Below are some records. Print all of them exactly as they appear.

(Entries from a dataset of interfaces)
- - - -

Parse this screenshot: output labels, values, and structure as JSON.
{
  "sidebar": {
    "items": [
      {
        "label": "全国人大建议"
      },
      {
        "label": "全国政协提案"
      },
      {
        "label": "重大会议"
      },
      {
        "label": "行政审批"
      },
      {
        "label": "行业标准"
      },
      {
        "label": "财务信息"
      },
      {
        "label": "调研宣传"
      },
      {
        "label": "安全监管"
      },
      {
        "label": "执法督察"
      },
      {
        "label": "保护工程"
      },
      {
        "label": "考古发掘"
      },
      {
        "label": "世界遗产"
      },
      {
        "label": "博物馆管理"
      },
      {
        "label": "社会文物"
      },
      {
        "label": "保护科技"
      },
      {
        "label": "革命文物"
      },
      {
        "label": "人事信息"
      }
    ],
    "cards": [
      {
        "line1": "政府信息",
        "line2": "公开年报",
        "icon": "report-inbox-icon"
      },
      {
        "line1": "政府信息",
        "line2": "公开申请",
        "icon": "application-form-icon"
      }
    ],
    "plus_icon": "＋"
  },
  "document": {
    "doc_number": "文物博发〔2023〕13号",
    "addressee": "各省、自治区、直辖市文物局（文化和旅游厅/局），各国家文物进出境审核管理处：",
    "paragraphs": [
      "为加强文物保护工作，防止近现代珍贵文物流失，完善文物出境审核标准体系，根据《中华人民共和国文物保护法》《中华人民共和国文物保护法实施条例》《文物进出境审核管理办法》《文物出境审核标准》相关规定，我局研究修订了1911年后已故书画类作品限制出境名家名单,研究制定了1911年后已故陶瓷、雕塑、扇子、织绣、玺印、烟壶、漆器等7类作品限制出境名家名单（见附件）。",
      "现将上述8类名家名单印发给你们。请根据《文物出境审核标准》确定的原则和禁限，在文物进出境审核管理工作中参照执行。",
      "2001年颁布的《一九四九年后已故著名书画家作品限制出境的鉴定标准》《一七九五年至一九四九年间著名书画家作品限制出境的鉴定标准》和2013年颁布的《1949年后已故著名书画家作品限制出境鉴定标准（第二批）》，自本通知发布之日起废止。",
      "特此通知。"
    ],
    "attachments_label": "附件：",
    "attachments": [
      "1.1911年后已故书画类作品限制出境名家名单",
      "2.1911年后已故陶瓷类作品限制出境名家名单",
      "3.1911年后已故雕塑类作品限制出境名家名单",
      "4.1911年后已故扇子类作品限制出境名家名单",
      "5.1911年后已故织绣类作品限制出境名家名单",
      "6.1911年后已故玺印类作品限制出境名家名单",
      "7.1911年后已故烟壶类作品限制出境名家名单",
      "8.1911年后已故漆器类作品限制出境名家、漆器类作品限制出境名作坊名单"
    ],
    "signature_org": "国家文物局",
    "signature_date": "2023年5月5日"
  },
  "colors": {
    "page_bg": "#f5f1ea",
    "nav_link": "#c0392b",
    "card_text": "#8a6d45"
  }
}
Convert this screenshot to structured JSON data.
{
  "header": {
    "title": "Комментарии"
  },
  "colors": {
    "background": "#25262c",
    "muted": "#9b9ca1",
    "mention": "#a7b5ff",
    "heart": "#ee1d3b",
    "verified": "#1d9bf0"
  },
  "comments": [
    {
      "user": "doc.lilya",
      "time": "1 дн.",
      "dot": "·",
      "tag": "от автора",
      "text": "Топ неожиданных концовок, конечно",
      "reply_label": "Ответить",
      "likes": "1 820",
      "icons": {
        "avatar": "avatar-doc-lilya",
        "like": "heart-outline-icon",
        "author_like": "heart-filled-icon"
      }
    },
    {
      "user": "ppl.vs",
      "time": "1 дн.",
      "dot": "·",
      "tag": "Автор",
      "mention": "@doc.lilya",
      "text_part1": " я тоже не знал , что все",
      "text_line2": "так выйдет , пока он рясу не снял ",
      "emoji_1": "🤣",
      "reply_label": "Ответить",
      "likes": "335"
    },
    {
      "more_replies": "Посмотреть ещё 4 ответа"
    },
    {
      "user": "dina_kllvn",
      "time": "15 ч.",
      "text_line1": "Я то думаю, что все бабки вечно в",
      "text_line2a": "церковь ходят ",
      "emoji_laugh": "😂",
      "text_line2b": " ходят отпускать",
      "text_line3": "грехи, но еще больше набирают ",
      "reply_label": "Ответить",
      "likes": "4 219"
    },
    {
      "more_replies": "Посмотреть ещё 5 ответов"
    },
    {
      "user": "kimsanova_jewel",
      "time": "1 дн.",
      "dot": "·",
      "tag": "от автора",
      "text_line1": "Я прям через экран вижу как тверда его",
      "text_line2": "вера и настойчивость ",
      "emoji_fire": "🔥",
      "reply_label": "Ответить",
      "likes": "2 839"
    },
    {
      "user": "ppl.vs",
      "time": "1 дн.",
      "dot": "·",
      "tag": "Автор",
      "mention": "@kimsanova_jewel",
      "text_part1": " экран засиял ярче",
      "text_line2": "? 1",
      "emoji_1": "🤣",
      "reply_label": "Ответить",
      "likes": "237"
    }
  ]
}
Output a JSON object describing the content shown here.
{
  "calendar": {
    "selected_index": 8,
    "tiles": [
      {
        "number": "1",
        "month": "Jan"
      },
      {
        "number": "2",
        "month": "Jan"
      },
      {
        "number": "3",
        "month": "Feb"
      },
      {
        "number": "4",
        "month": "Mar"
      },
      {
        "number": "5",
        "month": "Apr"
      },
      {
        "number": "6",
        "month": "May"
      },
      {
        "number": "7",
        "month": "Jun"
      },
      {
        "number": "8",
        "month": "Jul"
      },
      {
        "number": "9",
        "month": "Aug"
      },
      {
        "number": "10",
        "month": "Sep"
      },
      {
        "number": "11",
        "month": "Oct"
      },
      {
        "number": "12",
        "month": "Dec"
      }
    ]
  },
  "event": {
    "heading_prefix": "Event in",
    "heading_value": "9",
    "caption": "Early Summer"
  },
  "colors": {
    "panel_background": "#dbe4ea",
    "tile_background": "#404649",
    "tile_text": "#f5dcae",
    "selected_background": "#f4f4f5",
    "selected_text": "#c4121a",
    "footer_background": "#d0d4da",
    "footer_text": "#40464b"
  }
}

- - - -

→ **Worked solution**:
Parse this screenshot: output labels, values, and structure as JSON.
{
  "sidebar": {
    "items": [
      {
        "label": "全国人大建议"
      },
      {
        "label": "全国政协提案"
      },
      {
        "label": "重大会议"
      },
      {
        "label": "行政审批"
      },
      {
        "label": "行业标准"
      },
      {
        "label": "财务信息"
      },
      {
        "label": "调研宣传"
      },
      {
        "label": "安全监管"
      },
      {
        "label": "执法督察"
      },
      {
        "label": "保护工程"
      },
      {
        "label": "考古发掘"
      },
      {
        "label": "世界遗产"
      },
      {
        "label": "博物馆管理"
      },
      {
        "label": "社会文物"
      },
      {
        "label": "保护科技"
      },
      {
        "label": "革命文物"
      },
      {
        "label": "人事信息"
      }
    ],
    "cards": [
      {
        "line1": "政府信息",
        "line2": "公开年报",
        "icon": "report-inbox-icon"
      },
      {
        "line1": "政府信息",
        "line2": "公开申请",
        "icon": "application-form-icon"
      }
    ],
    "plus_icon": "＋"
  },
  "document": {
    "doc_number": "文物博发〔2023〕13号",
    "addressee": "各省、自治区、直辖市文物局（文化和旅游厅/局），各国家文物进出境审核管理处：",
    "paragraphs": [
      "为加强文物保护工作，防止近现代珍贵文物流失，完善文物出境审核标准体系，根据《中华人民共和国文物保护法》《中华人民共和国文物保护法实施条例》《文物进出境审核管理办法》《文物出境审核标准》相关规定，我局研究修订了1911年后已故书画类作品限制出境名家名单,研究制定了1911年后已故陶瓷、雕塑、扇子、织绣、玺印、烟壶、漆器等7类作品限制出境名家名单（见附件）。",
      "现将上述8类名家名单印发给你们。请根据《文物出境审核标准》确定的原则和禁限，在文物进出境审核管理工作中参照执行。",
      "2001年颁布的《一九四九年后已故著名书画家作品限制出境的鉴定标准》《一七九五年至一九四九年间著名书画家作品限制出境的鉴定标准》和2013年颁布的《1949年后已故著名书画家作品限制出境鉴定标准（第二批）》，自本通知发布之日起废止。",
      "特此通知。"
    ],
    "attachments_label": "附件：",
    "attachments": [
      "1.1911年后已故书画类作品限制出境名家名单",
      "2.1911年后已故陶瓷类作品限制出境名家名单",
      "3.1911年后已故雕塑类作品限制出境名家名单",
      "4.1911年后已故扇子类作品限制出境名家名单",
      "5.1911年后已故织绣类作品限制出境名家名单",
      "6.1911年后已故玺印类作品限制出境名家名单",
      "7.1911年后已故烟壶类作品限制出境名家名单",
      "8.1911年后已故漆器类作品限制出境名家、漆器类作品限制出境名作坊名单"
    ],
    "signature_org": "国家文物局",
    "signature_date": "2023年5月5日"
  },
  "colors": {
    "page_bg": "#f5f1ea",
    "nav_link": "#c0392b",
    "card_text": "#8a6d45"
  }
}
Convert this screenshot to structured JSON data.
{
  "header": {
    "title": "Комментарии"
  },
  "colors": {
    "background": "#25262c",
    "muted": "#9b9ca1",
    "mention": "#a7b5ff",
    "heart": "#ee1d3b",
    "verified": "#1d9bf0"
  },
  "comments": [
    {
      "user": "doc.lilya",
      "time": "1 дн.",
      "dot": "·",
      "tag": "от автора",
      "text": "Топ неожиданных концовок, конечно",
      "reply_label": "Ответить",
      "likes": "1 820",
      "icons": {
        "avatar": "avatar-doc-lilya",
        "like": "heart-outline-icon",
        "author_like": "heart-filled-icon"
      }
    },
    {
      "user": "ppl.vs",
      "time": "1 дн.",
      "dot": "·",
      "tag": "Автор",
      "mention": "@doc.lilya",
      "text_part1": " я тоже не знал , что все",
      "text_line2": "так выйдет , пока он рясу не снял ",
      "emoji_1": "🤣",
      "reply_label": "Ответить",
      "likes": "335"
    },
    {
      "more_replies": "Посмотреть ещё 4 ответа"
    },
    {
      "user": "dina_kllvn",
      "time": "15 ч.",
      "text_line1": "Я то думаю, что все бабки вечно в",
      "text_line2a": "церковь ходят ",
      "emoji_laugh": "😂",
      "text_line2b": " ходят отпускать",
      "text_line3": "грехи, но еще больше набирают ",
      "reply_label": "Ответить",
      "likes": "4 219"
    },
    {
      "more_replies": "Посмотреть ещё 5 ответов"
    },
    {
      "user": "kimsanova_jewel",
      "time": "1 дн.",
      "dot": "·",
      "tag": "от автора",
      "text_line1": "Я прям через экран вижу как тверда его",
      "text_line2": "вера и настойчивость ",
      "emoji_fire": "🔥",
      "reply_label": "Ответить",
      "likes": "2 839"
    },
    {
      "user": "ppl.vs",
      "time": "1 дн.",
      "dot": "·",
      "tag": "Автор",
      "mention": "@kimsanova_jewel",
      "text_part1": " экран засиял ярче",
      "text_line2": "? 1",
      "emoji_1": "🤣",
      "reply_label": "Ответить",
      "likes": "237"
    }
  ]
}
Output a JSON object describing the content shown here.
{
  "calendar": {
    "selected_index": 8,
    "tiles": [
      {
        "number": "1",
        "month": "Jan"
      },
      {
        "number": "2",
        "month": "Jan"
      },
      {
        "number": "3",
        "month": "Feb"
      },
      {
        "number": "4",
        "month": "Mar"
      },
      {
        "number": "5",
        "month": "Apr"
      },
      {
        "number": "6",
        "month": "May"
      },
      {
        "number": "7",
        "month": "Jun"
      },
      {
        "number": "8",
        "month": "Jul"
      },
      {
        "number": "9",
        "month": "Aug"
      },
      {
        "number": "10",
        "month": "Sep"
      },
      {
        "number": "11",
        "month": "Oct"
      },
      {
        "number": "12",
        "month": "Dec"
      }
    ]
  },
  "event": {
    "heading_prefix": "Event in",
    "heading_value": "9",
    "caption": "Early Summer"
  },
  "colors": {
    "panel_background": "#dbe4ea",
    "tile_background": "#404649",
    "tile_text": "#f5dcae",
    "selected_background": "#f4f4f5",
    "selected_text": "#c4121a",
    "footer_background": "#d0d4da",
    "footer_text": "#40464b"
  }
}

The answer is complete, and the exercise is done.